**EXERCISE OBJECTIVE:**
From the entries, copy out every line in which the word "page" is found.

* * * * *

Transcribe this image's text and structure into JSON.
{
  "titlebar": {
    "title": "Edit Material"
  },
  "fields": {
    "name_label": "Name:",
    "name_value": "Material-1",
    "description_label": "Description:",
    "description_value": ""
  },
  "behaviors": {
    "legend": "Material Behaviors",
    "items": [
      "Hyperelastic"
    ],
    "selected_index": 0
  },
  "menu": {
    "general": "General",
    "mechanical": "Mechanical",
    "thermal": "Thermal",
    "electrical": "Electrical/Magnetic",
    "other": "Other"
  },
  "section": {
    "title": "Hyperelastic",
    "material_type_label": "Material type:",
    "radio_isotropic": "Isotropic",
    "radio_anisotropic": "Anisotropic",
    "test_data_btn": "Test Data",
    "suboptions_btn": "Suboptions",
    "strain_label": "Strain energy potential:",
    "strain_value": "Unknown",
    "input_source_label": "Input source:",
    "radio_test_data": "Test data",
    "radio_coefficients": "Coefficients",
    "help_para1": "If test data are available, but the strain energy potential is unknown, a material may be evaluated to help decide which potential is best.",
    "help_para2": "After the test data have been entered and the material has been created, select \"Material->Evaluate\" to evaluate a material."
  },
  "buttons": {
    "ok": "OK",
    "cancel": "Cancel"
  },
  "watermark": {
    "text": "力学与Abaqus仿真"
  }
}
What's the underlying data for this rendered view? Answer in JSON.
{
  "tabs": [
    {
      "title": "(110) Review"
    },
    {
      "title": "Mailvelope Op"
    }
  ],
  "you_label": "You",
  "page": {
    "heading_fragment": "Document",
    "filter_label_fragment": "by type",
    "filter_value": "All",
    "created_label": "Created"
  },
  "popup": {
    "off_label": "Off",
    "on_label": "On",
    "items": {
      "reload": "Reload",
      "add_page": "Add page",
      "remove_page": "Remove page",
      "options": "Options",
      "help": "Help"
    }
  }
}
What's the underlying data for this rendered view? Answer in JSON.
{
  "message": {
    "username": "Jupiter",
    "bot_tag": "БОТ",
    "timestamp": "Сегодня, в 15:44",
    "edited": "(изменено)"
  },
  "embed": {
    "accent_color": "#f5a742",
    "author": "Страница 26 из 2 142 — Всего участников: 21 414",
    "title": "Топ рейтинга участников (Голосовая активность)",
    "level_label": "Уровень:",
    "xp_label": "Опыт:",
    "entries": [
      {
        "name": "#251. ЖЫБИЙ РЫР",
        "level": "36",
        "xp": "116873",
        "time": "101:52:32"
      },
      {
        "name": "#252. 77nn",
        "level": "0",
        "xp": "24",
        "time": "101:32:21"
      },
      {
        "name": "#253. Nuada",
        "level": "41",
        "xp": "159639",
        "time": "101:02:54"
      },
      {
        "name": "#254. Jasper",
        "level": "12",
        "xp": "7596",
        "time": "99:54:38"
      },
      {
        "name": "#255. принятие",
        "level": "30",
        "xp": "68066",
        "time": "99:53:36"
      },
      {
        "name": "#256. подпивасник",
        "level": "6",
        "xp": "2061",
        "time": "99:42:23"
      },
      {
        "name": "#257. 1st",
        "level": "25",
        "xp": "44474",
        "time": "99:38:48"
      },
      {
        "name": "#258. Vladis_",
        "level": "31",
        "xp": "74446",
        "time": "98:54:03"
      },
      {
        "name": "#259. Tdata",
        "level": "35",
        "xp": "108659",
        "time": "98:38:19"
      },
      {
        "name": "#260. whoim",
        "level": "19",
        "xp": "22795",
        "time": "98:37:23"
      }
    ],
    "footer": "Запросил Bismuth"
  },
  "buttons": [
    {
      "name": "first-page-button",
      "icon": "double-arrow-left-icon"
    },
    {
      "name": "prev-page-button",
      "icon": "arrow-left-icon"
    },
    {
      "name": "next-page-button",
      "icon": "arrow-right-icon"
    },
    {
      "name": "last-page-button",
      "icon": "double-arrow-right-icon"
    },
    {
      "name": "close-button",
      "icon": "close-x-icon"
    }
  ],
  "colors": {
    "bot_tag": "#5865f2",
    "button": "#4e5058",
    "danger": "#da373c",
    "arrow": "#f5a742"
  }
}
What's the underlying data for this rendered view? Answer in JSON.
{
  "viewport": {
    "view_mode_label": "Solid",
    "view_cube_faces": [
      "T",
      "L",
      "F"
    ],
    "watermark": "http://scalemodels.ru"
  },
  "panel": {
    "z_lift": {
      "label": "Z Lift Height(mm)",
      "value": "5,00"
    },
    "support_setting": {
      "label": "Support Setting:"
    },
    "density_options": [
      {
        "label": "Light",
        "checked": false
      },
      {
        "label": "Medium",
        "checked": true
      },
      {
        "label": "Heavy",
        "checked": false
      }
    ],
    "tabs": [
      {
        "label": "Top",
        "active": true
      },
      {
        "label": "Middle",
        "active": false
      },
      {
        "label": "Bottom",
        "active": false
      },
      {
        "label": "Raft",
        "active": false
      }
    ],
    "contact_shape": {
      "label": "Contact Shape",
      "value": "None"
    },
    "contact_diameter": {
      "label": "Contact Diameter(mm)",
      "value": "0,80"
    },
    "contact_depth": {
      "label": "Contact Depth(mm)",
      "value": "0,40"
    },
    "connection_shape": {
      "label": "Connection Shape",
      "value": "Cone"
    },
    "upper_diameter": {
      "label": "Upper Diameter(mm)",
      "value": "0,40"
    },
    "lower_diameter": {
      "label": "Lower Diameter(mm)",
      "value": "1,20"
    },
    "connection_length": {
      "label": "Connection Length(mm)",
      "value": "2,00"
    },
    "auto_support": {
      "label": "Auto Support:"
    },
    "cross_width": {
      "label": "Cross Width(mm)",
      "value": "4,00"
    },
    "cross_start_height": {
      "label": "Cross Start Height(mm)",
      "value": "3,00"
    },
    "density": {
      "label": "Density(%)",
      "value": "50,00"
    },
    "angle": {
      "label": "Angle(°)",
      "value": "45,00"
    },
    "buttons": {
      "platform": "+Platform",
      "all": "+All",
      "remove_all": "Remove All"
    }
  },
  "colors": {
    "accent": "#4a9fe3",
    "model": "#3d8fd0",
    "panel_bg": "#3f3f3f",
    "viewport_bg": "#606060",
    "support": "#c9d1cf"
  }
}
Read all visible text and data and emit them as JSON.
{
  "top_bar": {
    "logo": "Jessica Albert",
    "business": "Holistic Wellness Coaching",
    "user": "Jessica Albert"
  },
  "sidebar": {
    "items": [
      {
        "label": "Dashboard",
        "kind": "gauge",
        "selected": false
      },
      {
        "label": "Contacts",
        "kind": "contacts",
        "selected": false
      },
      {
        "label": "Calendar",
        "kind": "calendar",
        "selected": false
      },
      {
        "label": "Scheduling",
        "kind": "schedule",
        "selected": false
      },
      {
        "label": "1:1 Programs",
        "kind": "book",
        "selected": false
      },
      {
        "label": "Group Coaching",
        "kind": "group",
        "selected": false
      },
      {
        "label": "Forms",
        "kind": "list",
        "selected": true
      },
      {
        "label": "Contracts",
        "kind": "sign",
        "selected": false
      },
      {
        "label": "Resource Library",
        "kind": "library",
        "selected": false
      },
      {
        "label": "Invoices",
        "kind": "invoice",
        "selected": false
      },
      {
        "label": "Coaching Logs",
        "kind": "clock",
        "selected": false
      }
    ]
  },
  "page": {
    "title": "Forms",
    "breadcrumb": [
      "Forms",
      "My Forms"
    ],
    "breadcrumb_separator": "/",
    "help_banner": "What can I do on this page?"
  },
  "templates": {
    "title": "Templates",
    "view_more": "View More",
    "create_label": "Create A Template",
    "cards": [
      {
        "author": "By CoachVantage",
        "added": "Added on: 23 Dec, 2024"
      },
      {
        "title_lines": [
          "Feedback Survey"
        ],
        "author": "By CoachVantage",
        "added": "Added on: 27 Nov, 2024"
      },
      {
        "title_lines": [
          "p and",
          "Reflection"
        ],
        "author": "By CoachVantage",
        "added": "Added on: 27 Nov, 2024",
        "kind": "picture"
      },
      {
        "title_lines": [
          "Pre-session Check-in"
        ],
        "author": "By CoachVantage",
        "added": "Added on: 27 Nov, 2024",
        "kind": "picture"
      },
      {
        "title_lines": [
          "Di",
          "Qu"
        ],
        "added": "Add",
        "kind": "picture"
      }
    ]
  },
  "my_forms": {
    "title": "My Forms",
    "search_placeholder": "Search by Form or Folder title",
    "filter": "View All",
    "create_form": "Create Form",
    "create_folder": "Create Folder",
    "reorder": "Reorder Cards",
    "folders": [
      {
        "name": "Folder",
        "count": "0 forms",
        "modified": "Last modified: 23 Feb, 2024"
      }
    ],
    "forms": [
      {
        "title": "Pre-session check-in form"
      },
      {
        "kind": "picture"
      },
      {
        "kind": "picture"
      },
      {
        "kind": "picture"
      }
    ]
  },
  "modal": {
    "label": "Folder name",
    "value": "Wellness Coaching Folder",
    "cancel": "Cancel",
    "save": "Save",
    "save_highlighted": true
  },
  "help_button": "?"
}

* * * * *

**SOLVED PROBLEM:**
  "page": {
      "add_page": "Add page",
      "remove_page": "Remove page",
      "name": "first-page-button",
      "name": "prev-page-button",
      "name": "next-page-button",
      "name": "last-page-button",
  "page": {
    "help_banner": "What can I do on this page?"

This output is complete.